What you give back must match the records below word for word.
*** Opening of Entries provided ***
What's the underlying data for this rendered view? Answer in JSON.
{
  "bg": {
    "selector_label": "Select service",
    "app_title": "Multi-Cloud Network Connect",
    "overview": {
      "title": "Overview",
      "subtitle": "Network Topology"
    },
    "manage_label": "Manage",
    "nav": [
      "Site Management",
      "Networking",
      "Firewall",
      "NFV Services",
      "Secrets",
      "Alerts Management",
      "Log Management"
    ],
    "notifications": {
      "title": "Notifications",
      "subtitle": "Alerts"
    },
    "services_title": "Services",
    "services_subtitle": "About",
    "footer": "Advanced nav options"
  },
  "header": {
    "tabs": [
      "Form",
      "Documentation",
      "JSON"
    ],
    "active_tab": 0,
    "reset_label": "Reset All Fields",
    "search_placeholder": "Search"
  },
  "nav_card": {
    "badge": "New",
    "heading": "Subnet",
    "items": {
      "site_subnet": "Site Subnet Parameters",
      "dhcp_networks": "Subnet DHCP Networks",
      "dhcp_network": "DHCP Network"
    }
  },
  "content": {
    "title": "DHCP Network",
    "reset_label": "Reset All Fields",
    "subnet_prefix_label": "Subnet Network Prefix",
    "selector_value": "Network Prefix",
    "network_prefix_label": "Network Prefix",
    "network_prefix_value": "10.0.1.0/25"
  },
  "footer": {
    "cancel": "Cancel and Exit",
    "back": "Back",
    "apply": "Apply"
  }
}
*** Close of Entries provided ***
• _Task output_
What's the underlying data for this rendered view? Answer in JSON.
{
  "bg": {
    "selector_label": "Select service",
    "app_title": "Multi-Cloud Network Connect",
    "overview": {
      "title": "Overview",
      "subtitle": "Network Topology"
    },
    "manage_label": "Manage",
    "nav": [
      "Site Management",
      "Networking",
      "Firewall",
      "NFV Services",
      "Secrets",
      "Alerts Management",
      "Log Management"
    ],
    "notifications": {
      "title": "Notifications",
      "subtitle": "Alerts"
    },
    "services_title": "Services",
    "services_subtitle": "About",
    "footer": "Advanced nav options"
  },
  "header": {
    "tabs": [
      "Form",
      "Documentation",
      "JSON"
    ],
    "active_tab": 0,
    "reset_label": "Reset All Fields",
    "search_placeholder": "Search"
  },
  "nav_card": {
    "badge": "New",
    "heading": "Subnet",
    "items": {
      "site_subnet": "Site Subnet Parameters",
      "dhcp_networks": "Subnet DHCP Networks",
      "dhcp_network": "DHCP Network"
    }
  },
  "content": {
    "title": "DHCP Network",
    "reset_label": "Reset All Fields",
    "subnet_prefix_label": "Subnet Network Prefix",
    "selector_value": "Network Prefix",
    "network_prefix_label": "Network Prefix",
    "network_prefix_value": "10.0.1.0/25"
  },
  "footer": {
    "cancel": "Cancel and Exit",
    "back": "Back",
    "apply": "Apply"
  }
}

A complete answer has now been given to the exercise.